_WHAT THE TASK ASKS_
Nothing but the text of the listing, repeated exactly, belongs in the answer; leave the images out.

### SOURCE INFORMATION ###

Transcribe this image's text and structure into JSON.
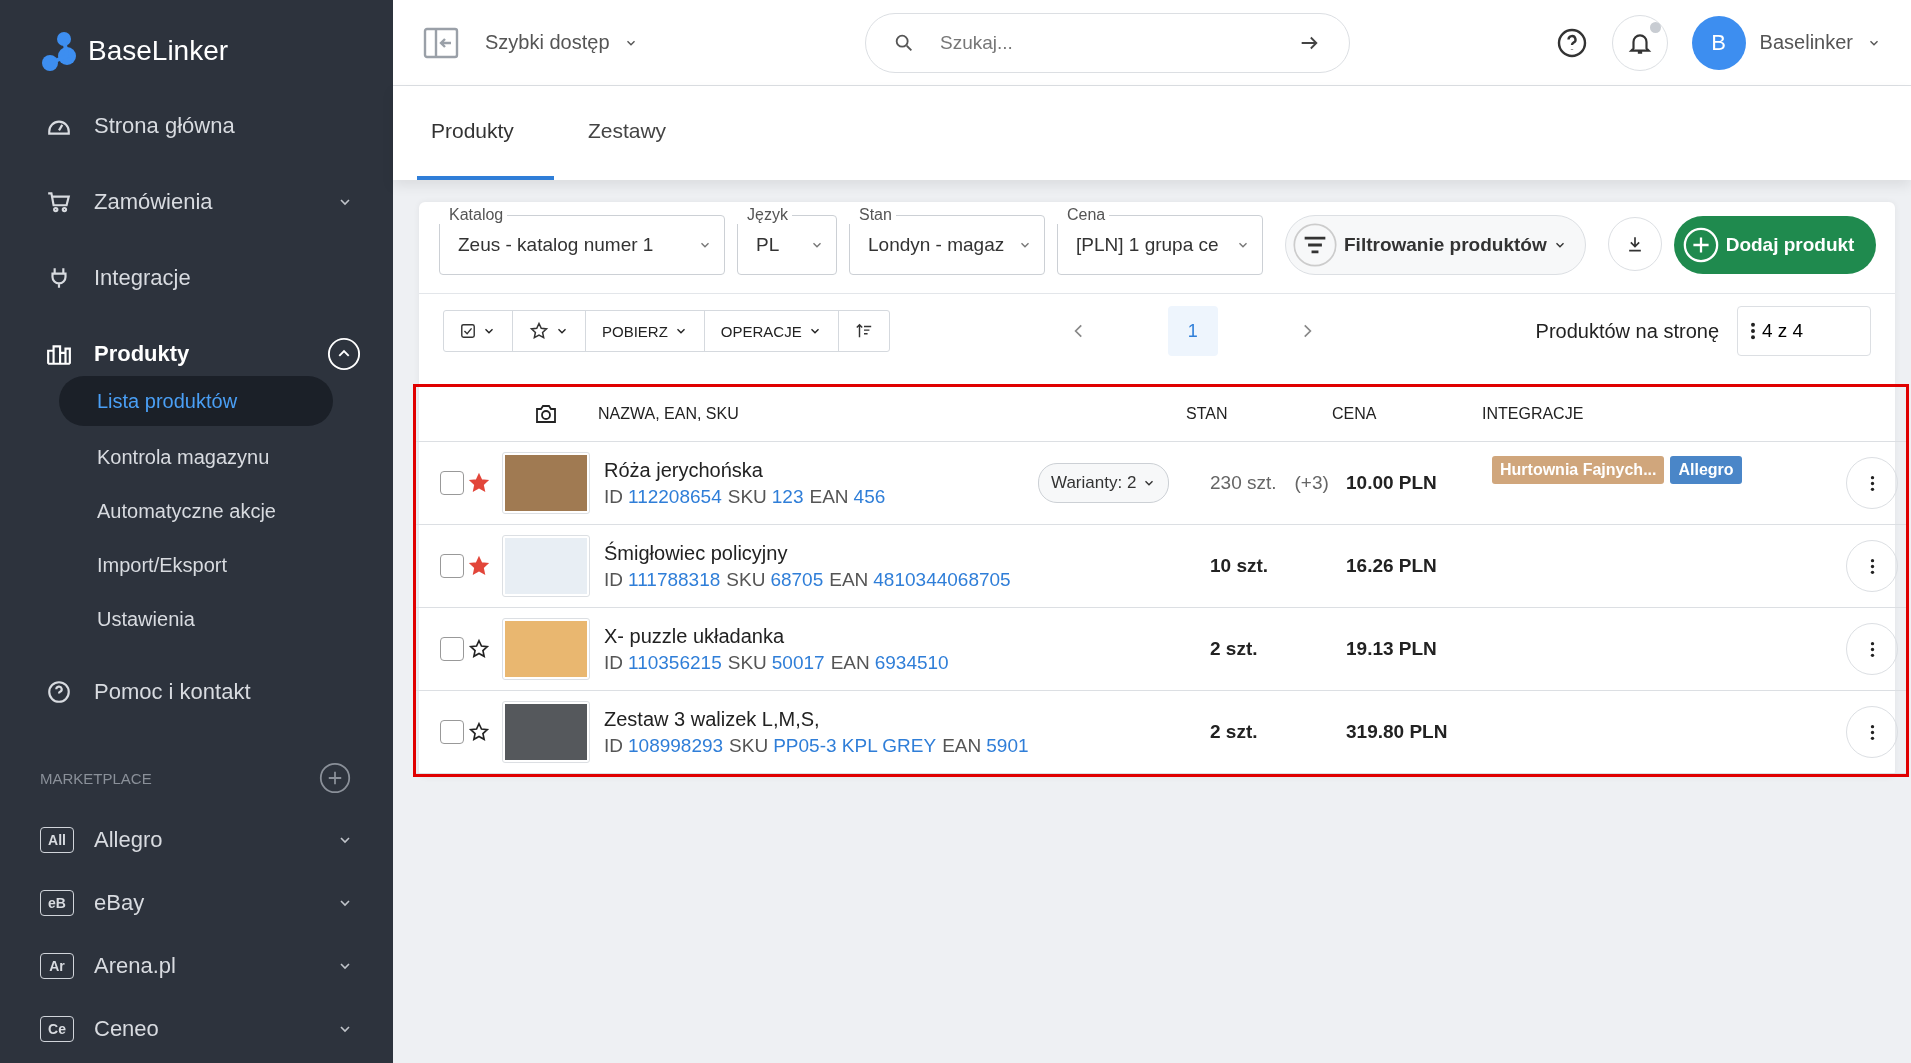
{
  "sidebar": {
    "logo": "BaseLinker",
    "items": [
      {
        "label": "Strona główna",
        "selected": false
      },
      {
        "label": "Zamówienia",
        "selected": false,
        "expanded": false
      },
      {
        "label": "Integracje",
        "selected": false
      },
      {
        "label": "Produkty",
        "selected": true,
        "expanded": true,
        "children": [
          {
            "label": "Lista produktów",
            "selected": true
          },
          {
            "label": "Kontrola magazynu",
            "selected": false
          },
          {
            "label": "Automatyczne akcje",
            "selected": false
          },
          {
            "label": "Import/Eksport",
            "selected": false
          },
          {
            "label": "Ustawienia",
            "selected": false
          }
        ]
      },
      {
        "label": "Pomoc i kontakt",
        "selected": false
      }
    ],
    "marketplace": {
      "title": "MARKETPLACE",
      "items": [
        {
          "badge": "All",
          "label": "Allegro",
          "expanded": false
        },
        {
          "badge": "eB",
          "label": "eBay",
          "expanded": false
        },
        {
          "badge": "Ar",
          "label": "Arena.pl",
          "expanded": false
        },
        {
          "badge": "Ce",
          "label": "Ceneo",
          "expanded": false
        }
      ]
    }
  },
  "header": {
    "quick_access": "Szybki dostęp",
    "search": {
      "placeholder": "Szukaj..."
    },
    "notifications_unread": true,
    "avatar": "B",
    "user": "Baselinker"
  },
  "tabs": [
    {
      "label": "Produkty",
      "selected": true
    },
    {
      "label": "Zestawy",
      "selected": false
    }
  ],
  "filters": [
    {
      "label": "Katalog",
      "value": "Zeus - katalog numer 1"
    },
    {
      "label": "Język",
      "value": "PL"
    },
    {
      "label": "Stan",
      "value": "Londyn - magaz"
    },
    {
      "label": "Cena",
      "value": "[PLN] 1 grupa ce"
    }
  ],
  "filter_button": "Filtrowanie produktów",
  "add_button": "Dodaj produkt",
  "toolbar": {
    "download": "POBIERZ",
    "operations": "OPERACJE"
  },
  "pagination": {
    "pages": [
      {
        "label": "1",
        "selected": true
      }
    ]
  },
  "per_page": {
    "label": "Produktów na stronę",
    "value": "4 z 4"
  },
  "table": {
    "highlighted": true,
    "columns": [
      "NAZWA, EAN, SKU",
      "STAN",
      "CENA",
      "INTEGRACJE"
    ],
    "rows": [
      {
        "checked": false,
        "starred": true,
        "name": "Róża jerychońska",
        "codes": [
          {
            "label": "ID",
            "value": "112208654"
          },
          {
            "label": "SKU",
            "value": "123"
          },
          {
            "label": "EAN",
            "value": "456"
          }
        ],
        "variants": "Warianty: 2",
        "stock": "230 szt.",
        "stock_extra": "(+3)",
        "price": "10.00 PLN",
        "tags": [
          {
            "label": "Hurtownia Fajnych...",
            "color": "#d0a67c"
          },
          {
            "label": "Allegro",
            "color": "#4a86c8"
          }
        ]
      },
      {
        "checked": false,
        "starred": true,
        "name": "Śmigłowiec policyjny",
        "codes": [
          {
            "label": "ID",
            "value": "111788318"
          },
          {
            "label": "SKU",
            "value": "68705"
          },
          {
            "label": "EAN",
            "value": "4810344068705"
          }
        ],
        "stock": "10 szt.",
        "price": "16.26 PLN",
        "tags": []
      },
      {
        "checked": false,
        "starred": false,
        "name": "X- puzzle układanka",
        "codes": [
          {
            "label": "ID",
            "value": "110356215"
          },
          {
            "label": "SKU",
            "value": "50017"
          },
          {
            "label": "EAN",
            "value": "6934510"
          }
        ],
        "stock": "2 szt.",
        "price": "19.13 PLN",
        "tags": []
      },
      {
        "checked": false,
        "starred": false,
        "name": "Zestaw 3 walizek L,M,S,",
        "codes": [
          {
            "label": "ID",
            "value": "108998293"
          },
          {
            "label": "SKU",
            "value": "PP05-3 KPL GREY"
          },
          {
            "label": "EAN",
            "value": "5901"
          }
        ],
        "stock": "2 szt.",
        "price": "319.80 PLN",
        "tags": []
      }
    ]
  }
}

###

_YOUR SOLUTION_
Transcribe this image's text and structure into JSON.
{
  "sidebar": {
    "logo": "BaseLinker",
    "items": [
      {
        "label": "Strona główna",
        "selected": false
      },
      {
        "label": "Zamówienia",
        "selected": false,
        "expanded": false
      },
      {
        "label": "Integracje",
        "selected": false
      },
      {
        "label": "Produkty",
        "selected": true,
        "expanded": true,
        "children": [
          {
            "label": "Lista produktów",
            "selected": true
          },
          {
            "label": "Kontrola magazynu",
            "selected": false
          },
          {
            "label": "Automatyczne akcje",
            "selected": false
          },
          {
            "label": "Import/Eksport",
            "selected": false
          },
          {
            "label": "Ustawienia",
            "selected": false
          }
        ]
      },
      {
        "label": "Pomoc i kontakt",
        "selected": false
      }
    ],
    "marketplace": {
      "title": "MARKETPLACE",
      "items": [
        {
          "badge": "All",
          "label": "Allegro",
          "expanded": false
        },
        {
          "badge": "eB",
          "label": "eBay",
          "expanded": false
        },
        {
          "badge": "Ar",
          "label": "Arena.pl",
          "expanded": false
        },
        {
          "badge": "Ce",
          "label": "Ceneo",
          "expanded": false
        }
      ]
    }
  },
  "header": {
    "quick_access": "Szybki dostęp",
    "search": {
      "placeholder": "Szukaj..."
    },
    "notifications_unread": true,
    "avatar": "B",
    "user": "Baselinker"
  },
  "tabs": [
    {
      "label": "Produkty",
      "selected": true
    },
    {
      "label": "Zestawy",
      "selected": false
    }
  ],
  "filters": [
    {
      "label": "Katalog",
      "value": "Zeus - katalog numer 1"
    },
    {
      "label": "Język",
      "value": "PL"
    },
    {
      "label": "Stan",
      "value": "Londyn - magaz"
    },
    {
      "label": "Cena",
      "value": "[PLN] 1 grupa ce"
    }
  ],
  "filter_button": "Filtrowanie produktów",
  "add_button": "Dodaj produkt",
  "toolbar": {
    "download": "POBIERZ",
    "operations": "OPERACJE"
  },
  "pagination": {
    "pages": [
      {
        "label": "1",
        "selected": true
      }
    ]
  },
  "per_page": {
    "label": "Produktów na stronę",
    "value": "4 z 4"
  },
  "table": {
    "highlighted": true,
    "columns": [
      "NAZWA, EAN, SKU",
      "STAN",
      "CENA",
      "INTEGRACJE"
    ],
    "rows": [
      {
        "checked": false,
        "starred": true,
        "name": "Róża jerychońska",
        "codes": [
          {
            "label": "ID",
            "value": "112208654"
          },
          {
            "label": "SKU",
            "value": "123"
          },
          {
            "label": "EAN",
            "value": "456"
          }
        ],
        "variants": "Warianty: 2",
        "stock": "230 szt.",
        "stock_extra": "(+3)",
        "price": "10.00 PLN",
        "tags": [
          {
            "label": "Hurtownia Fajnych...",
            "color": "#d0a67c"
          },
          {
            "label": "Allegro",
            "color": "#4a86c8"
          }
        ]
      },
      {
        "checked": false,
        "starred": true,
        "name": "Śmigłowiec policyjny",
        "codes": [
          {
            "label": "ID",
            "value": "111788318"
          },
          {
            "label": "SKU",
            "value": "68705"
          },
          {
            "label": "EAN",
            "value": "4810344068705"
          }
        ],
        "stock": "10 szt.",
        "price": "16.26 PLN",
        "tags": []
      },
      {
        "checked": false,
        "starred": false,
        "name": "X- puzzle układanka",
        "codes": [
          {
            "label": "ID",
            "value": "110356215"
          },
          {
            "label": "SKU",
            "value": "50017"
          },
          {
            "label": "EAN",
            "value": "6934510"
          }
        ],
        "stock": "2 szt.",
        "price": "19.13 PLN",
        "tags": []
      },
      {
        "checked": false,
        "starred": false,
        "name": "Zestaw 3 walizek L,M,S,",
        "codes": [
          {
            "label": "ID",
            "value": "108998293"
          },
          {
            "label": "SKU",
            "value": "PP05-3 KPL GREY"
          },
          {
            "label": "EAN",
            "value": "5901"
          }
        ],
        "stock": "2 szt.",
        "price": "319.80 PLN",
        "tags": []
      }
    ]
  }
}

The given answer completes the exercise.